> [Exercise prompt]
If a line in the entries contains the string "label", include that line in your answer.

> [Entries taken from a collection]
# # # # #

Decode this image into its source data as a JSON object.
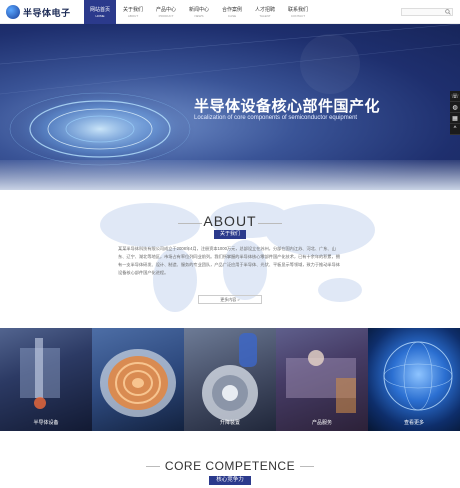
{
  "header": {
    "logo_text": "半导体电子",
    "nav": [
      {
        "cn": "网站首页",
        "en": "HOME",
        "active": true
      },
      {
        "cn": "关于我们",
        "en": "ABOUT",
        "active": false
      },
      {
        "cn": "产品中心",
        "en": "PRODUCT",
        "active": false
      },
      {
        "cn": "新闻中心",
        "en": "NEWS",
        "active": false
      },
      {
        "cn": "合作案例",
        "en": "CASE",
        "active": false
      },
      {
        "cn": "人才招聘",
        "en": "TALENT",
        "active": false
      },
      {
        "cn": "联系我们",
        "en": "CONTACT",
        "active": false
      }
    ]
  },
  "banner": {
    "title": "半导体设备核心部件国产化",
    "subtitle": "Localization of core components of semiconductor equipment"
  },
  "side_tools": [
    "phone-icon",
    "chat-icon",
    "qrcode-icon",
    "up-icon"
  ],
  "about": {
    "title": "ABOUT",
    "tag": "关于我们",
    "text": "某某半导体科技有限公司成立于2008年4月，注册资本1000万元，总部设立在苏州，分部在国内江苏、河北、广东、山东、辽宁、湖北等地区，市场占有率位列同业前列。我们所掌握的半导体核心零部件国产化技术，已有十余年的积累，拥有一支半导体研发、设计、制造、服务的专业团队，产品广泛应用于半导体、光伏、平板显示等领域，致力于推动半导体设备核心部件国产化进程。",
    "more": "更多内容 >"
  },
  "tiles": [
    {
      "label": "半导体设备",
      "icon": "semiconductor-equipment"
    },
    {
      "label": "",
      "icon": "wafer-heater"
    },
    {
      "label": "升降装置",
      "icon": "lift-device"
    },
    {
      "label": "产品服务",
      "icon": "product-service"
    },
    {
      "label": "查看更多",
      "icon": "globe"
    }
  ],
  "core": {
    "title": "CORE COMPETENCE",
    "tag": "核心竞争力"
  },
  "colors": {
    "brand": "#2b3a8c",
    "banner_dark": "#17255a"
  }
}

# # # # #

> [Solution to this exercise]
      "label": "半导体设备",
      "label": "",
      "label": "升降装置",
      "label": "产品服务",
      "label": "查看更多",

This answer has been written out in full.